Writer Alain de Botton at his desk in Heathrow's Terminal 5.
Writer Alain de Botton at his desk in Heathrow's Terminal 5. Getty Images
The time we spend in airports is usually a moment of transfer between the more significant events of our lives. But from his desk in the middle of Heathrow's Terminal 5, writer Alain de Botton is taking note of the daily drama set among check-in desks and security scans.
De Botton tells All Things Considered host Guy Raz that airports are the cultural centers of the modern world. "They express all the things that make the modern world so strange and horrifying and beautiful and exciting. They're all about interconnection. They're about technology. They're about our loss of contact with nature; they're about consumerism and our dreams of travel. All of this comes to life at the airport."
Heathrow officials hired de Botton, an occasional NPR contributor, to spend a week at the airport and write about what he sees.
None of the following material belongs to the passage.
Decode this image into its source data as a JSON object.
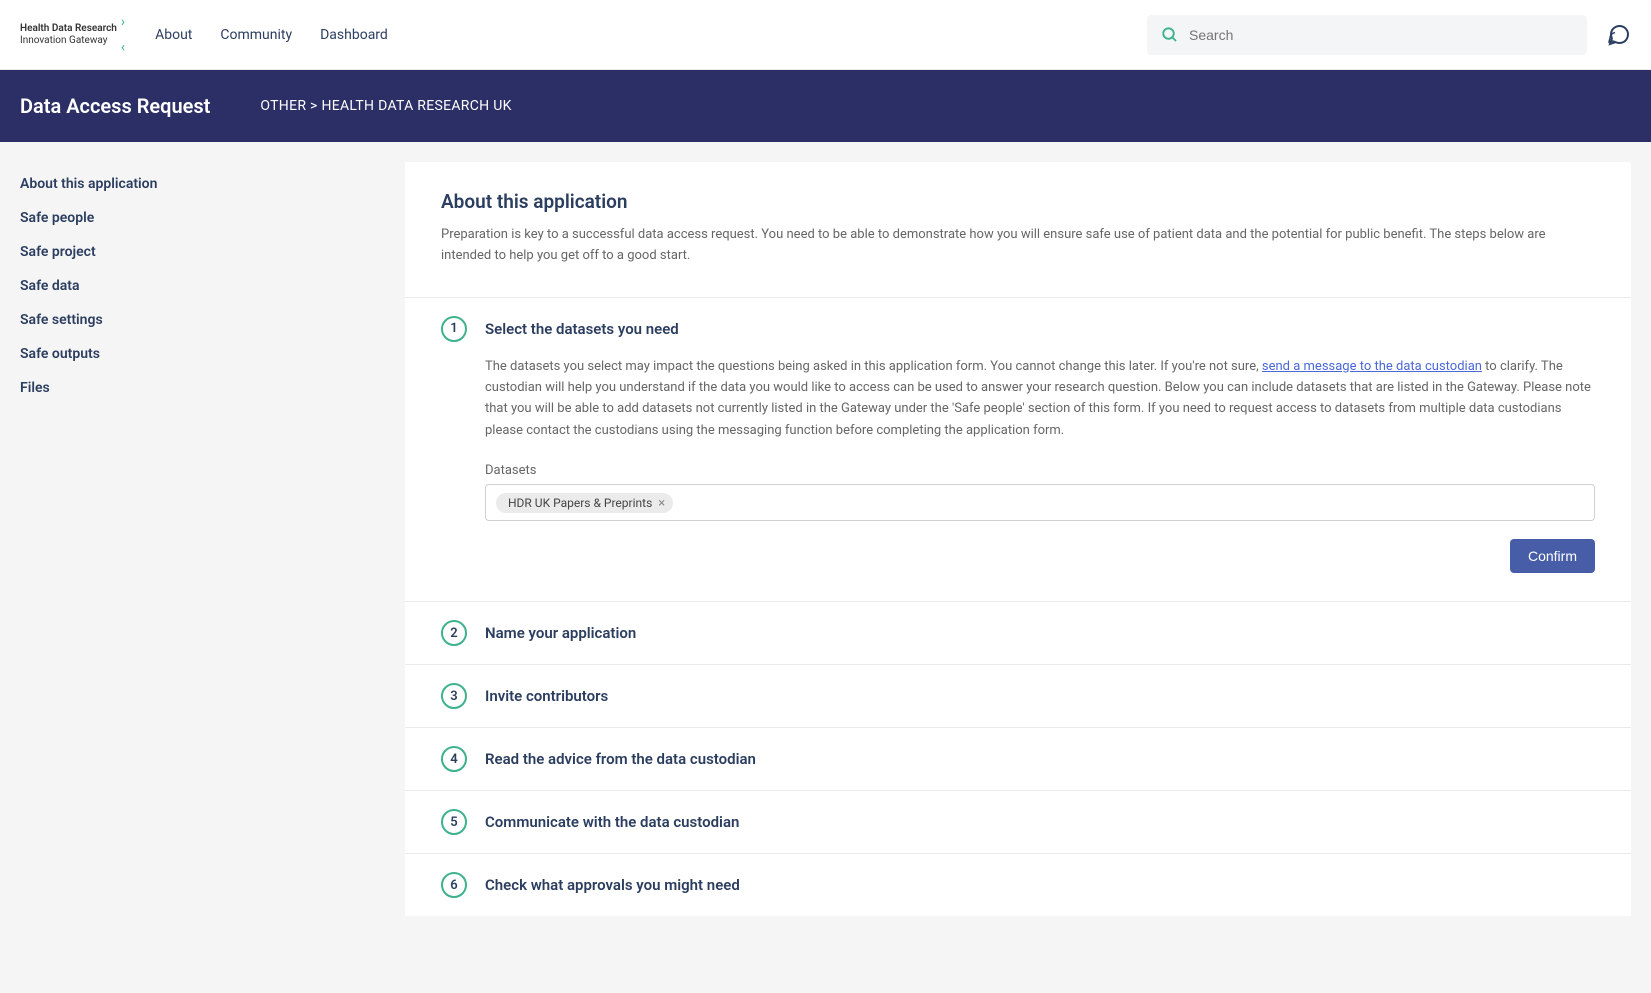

The results will be published next month and handed out free to travelers.
His literary experiment is part of an effort by the airport to repair an image tarnished by Terminal 5's flubbed debut last year. The new terminal was supposed to be a technological marvel, but the state-of-the-art robotic baggage handlers broke down, snarling the system and stranding thousands of travelers.
De Botton says he's been given an all-access pass to the terminal and a guarantee of complete editorial control over the final product. "I think everybody's realized that this is absolutely not going to work if there's any form of censorship, because otherwise it just becomes a form of marketing," he says. "And I've told them that undoubtedly I'm going to say some things they don't like."
He's been making friends at the airport. His writing desk is just in front of the British Airways check-in counter, and he says he spends a lot of time chatting with one of the women working there. When passengers are rude to her, she likes to tease them with the promise of an upgrade — and then not deliver.
Then there's the Romanian cleaning woman who passes by every day. "She very much wants to be in my book," he says, "but she says that if I do put her in, she needs all her details changed, because otherwise it would disappoint many of her friends in Romania who think she's got a brilliant career in classical music."
One story de Botton sees played out quite frequently is that of parting lovers, like one pair who wandered around and around the terminal, unable to part. He writes:
There seemed no end to the ritual. The pair would come close to the security zone, then break down again and retreat for another walk around the terminal. At one point, they went down to arrivals and it seemed as if they might join the taxi rank, but they merely bought a packet of dried mango slices from M&S, which they fed to one other with pastoral innocence. Then, in the middle of an embrace by the Travelex desk, the beauty looked down at her watch and, with the self-control of Odysseus negotiating the sirens, ran away from her tormentor down the corridor behind a screen towards the security line and the gates.
Amid the parting lovers, wistful cleaning ladies and mischievous check-in clerks, de Botton says the most surprising thing that's happened to him so far was an encounter with the man in charge of Terminal 5's vast robotic baggage system. "He sat down at the desk next to me and said, 'I can't take it. I am fed up. I work in the bowels of this building, and I want to see a tree,' " de Botton says. "You know, he's at the center of the most technological system of probably the most modern airport in the world, and it's driving him nuts."